Instructions to follow: From the entries, copy every line that carries the string "which".

★ ★ ★

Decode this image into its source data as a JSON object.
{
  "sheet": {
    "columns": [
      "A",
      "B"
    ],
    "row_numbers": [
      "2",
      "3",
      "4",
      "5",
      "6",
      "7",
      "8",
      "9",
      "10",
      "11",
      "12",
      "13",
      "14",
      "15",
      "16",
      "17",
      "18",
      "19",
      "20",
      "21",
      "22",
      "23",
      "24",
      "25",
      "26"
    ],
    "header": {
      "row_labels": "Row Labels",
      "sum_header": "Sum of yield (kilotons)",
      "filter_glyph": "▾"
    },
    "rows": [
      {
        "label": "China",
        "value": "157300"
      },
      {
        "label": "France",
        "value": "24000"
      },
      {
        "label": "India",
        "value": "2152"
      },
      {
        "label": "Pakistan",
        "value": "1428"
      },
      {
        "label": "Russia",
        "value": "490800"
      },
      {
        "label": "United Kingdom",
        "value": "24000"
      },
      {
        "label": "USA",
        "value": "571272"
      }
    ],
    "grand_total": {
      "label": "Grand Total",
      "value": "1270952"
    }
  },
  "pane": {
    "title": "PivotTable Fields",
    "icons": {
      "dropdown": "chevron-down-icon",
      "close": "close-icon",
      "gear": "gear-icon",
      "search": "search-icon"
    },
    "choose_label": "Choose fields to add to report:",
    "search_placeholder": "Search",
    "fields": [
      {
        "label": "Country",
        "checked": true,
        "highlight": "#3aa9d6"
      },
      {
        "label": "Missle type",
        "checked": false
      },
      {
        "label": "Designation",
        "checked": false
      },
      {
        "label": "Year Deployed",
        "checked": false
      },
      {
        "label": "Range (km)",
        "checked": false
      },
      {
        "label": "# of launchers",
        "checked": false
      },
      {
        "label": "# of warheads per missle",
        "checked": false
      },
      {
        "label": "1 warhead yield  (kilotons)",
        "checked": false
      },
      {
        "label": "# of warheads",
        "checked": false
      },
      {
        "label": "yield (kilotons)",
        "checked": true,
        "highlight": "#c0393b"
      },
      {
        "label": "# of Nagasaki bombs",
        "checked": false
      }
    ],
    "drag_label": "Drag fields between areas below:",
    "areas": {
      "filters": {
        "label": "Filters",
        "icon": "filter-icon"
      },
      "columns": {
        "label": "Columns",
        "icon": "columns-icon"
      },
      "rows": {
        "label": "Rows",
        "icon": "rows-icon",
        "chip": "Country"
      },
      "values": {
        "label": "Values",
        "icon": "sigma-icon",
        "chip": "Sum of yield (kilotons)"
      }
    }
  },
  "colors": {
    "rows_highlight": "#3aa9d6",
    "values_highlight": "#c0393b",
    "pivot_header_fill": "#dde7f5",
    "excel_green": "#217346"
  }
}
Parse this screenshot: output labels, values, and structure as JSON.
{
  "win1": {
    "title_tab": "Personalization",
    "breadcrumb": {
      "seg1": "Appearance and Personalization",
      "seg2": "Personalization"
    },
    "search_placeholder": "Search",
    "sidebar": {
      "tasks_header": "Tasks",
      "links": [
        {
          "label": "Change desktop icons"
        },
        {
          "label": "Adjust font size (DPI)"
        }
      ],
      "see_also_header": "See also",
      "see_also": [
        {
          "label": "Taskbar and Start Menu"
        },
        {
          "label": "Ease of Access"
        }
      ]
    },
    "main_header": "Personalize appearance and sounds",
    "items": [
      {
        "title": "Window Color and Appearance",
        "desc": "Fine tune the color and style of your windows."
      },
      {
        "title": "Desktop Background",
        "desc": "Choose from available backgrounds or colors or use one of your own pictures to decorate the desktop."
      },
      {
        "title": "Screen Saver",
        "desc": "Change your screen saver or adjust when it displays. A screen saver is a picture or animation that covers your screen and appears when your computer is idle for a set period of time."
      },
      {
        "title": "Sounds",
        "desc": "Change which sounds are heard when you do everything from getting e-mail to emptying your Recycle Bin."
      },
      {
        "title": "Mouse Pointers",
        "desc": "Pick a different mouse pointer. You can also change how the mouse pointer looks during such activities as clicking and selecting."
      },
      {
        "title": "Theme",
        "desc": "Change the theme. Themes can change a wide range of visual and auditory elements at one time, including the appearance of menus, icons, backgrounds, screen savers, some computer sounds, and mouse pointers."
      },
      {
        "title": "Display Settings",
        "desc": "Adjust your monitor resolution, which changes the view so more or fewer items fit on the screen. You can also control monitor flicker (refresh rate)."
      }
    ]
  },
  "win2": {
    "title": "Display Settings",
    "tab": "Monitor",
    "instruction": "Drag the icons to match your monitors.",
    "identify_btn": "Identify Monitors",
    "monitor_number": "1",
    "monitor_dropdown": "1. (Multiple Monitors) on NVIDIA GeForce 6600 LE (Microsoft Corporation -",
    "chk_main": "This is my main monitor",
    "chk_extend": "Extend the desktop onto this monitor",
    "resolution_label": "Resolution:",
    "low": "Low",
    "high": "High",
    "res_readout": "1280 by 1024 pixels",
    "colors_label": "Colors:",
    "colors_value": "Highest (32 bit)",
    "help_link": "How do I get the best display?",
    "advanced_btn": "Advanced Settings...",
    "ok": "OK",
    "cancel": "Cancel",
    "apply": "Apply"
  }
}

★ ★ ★

Expected output:
        "desc": "Change which sounds are heard when you do everything from getting e-mail to emptying your Recycle Bin."
        "desc": "Adjust your monitor resolution, which changes the view so more or fewer items fit on the screen. You can also control monitor flicker (refresh rate)."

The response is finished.